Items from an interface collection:

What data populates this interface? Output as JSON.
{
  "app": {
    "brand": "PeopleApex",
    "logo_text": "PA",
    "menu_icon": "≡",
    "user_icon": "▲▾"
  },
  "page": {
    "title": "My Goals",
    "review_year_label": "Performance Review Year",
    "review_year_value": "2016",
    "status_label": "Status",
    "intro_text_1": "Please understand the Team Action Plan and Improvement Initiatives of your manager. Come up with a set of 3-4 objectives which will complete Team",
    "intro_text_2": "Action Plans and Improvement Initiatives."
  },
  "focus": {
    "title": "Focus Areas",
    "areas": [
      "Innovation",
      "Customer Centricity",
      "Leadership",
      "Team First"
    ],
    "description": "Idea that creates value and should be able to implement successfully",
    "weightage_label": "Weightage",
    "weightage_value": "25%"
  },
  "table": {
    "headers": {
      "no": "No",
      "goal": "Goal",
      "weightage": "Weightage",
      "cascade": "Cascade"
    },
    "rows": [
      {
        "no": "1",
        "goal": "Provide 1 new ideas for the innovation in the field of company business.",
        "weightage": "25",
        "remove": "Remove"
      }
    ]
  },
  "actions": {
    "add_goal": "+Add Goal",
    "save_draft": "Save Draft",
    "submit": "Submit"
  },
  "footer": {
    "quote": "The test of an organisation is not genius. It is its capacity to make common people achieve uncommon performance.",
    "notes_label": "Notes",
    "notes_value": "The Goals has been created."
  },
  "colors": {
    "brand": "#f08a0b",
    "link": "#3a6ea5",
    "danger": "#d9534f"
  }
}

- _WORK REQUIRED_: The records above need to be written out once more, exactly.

- _COMPLETED EXERCISE_:
What data populates this interface? Output as JSON.
{
  "app": {
    "brand": "PeopleApex",
    "logo_text": "PA",
    "menu_icon": "≡",
    "user_icon": "▲▾"
  },
  "page": {
    "title": "My Goals",
    "review_year_label": "Performance Review Year",
    "review_year_value": "2016",
    "status_label": "Status",
    "intro_text_1": "Please understand the Team Action Plan and Improvement Initiatives of your manager. Come up with a set of 3-4 objectives which will complete Team",
    "intro_text_2": "Action Plans and Improvement Initiatives."
  },
  "focus": {
    "title": "Focus Areas",
    "areas": [
      "Innovation",
      "Customer Centricity",
      "Leadership",
      "Team First"
    ],
    "description": "Idea that creates value and should be able to implement successfully",
    "weightage_label": "Weightage",
    "weightage_value": "25%"
  },
  "table": {
    "headers": {
      "no": "No",
      "goal": "Goal",
      "weightage": "Weightage",
      "cascade": "Cascade"
    },
    "rows": [
      {
        "no": "1",
        "goal": "Provide 1 new ideas for the innovation in the field of company business.",
        "weightage": "25",
        "remove": "Remove"
      }
    ]
  },
  "actions": {
    "add_goal": "+Add Goal",
    "save_draft": "Save Draft",
    "submit": "Submit"
  },
  "footer": {
    "quote": "The test of an organisation is not genius. It is its capacity to make common people achieve uncommon performance.",
    "notes_label": "Notes",
    "notes_value": "The Goals has been created."
  },
  "colors": {
    "brand": "#f08a0b",
    "link": "#3a6ea5",
    "danger": "#d9534f"
  }
}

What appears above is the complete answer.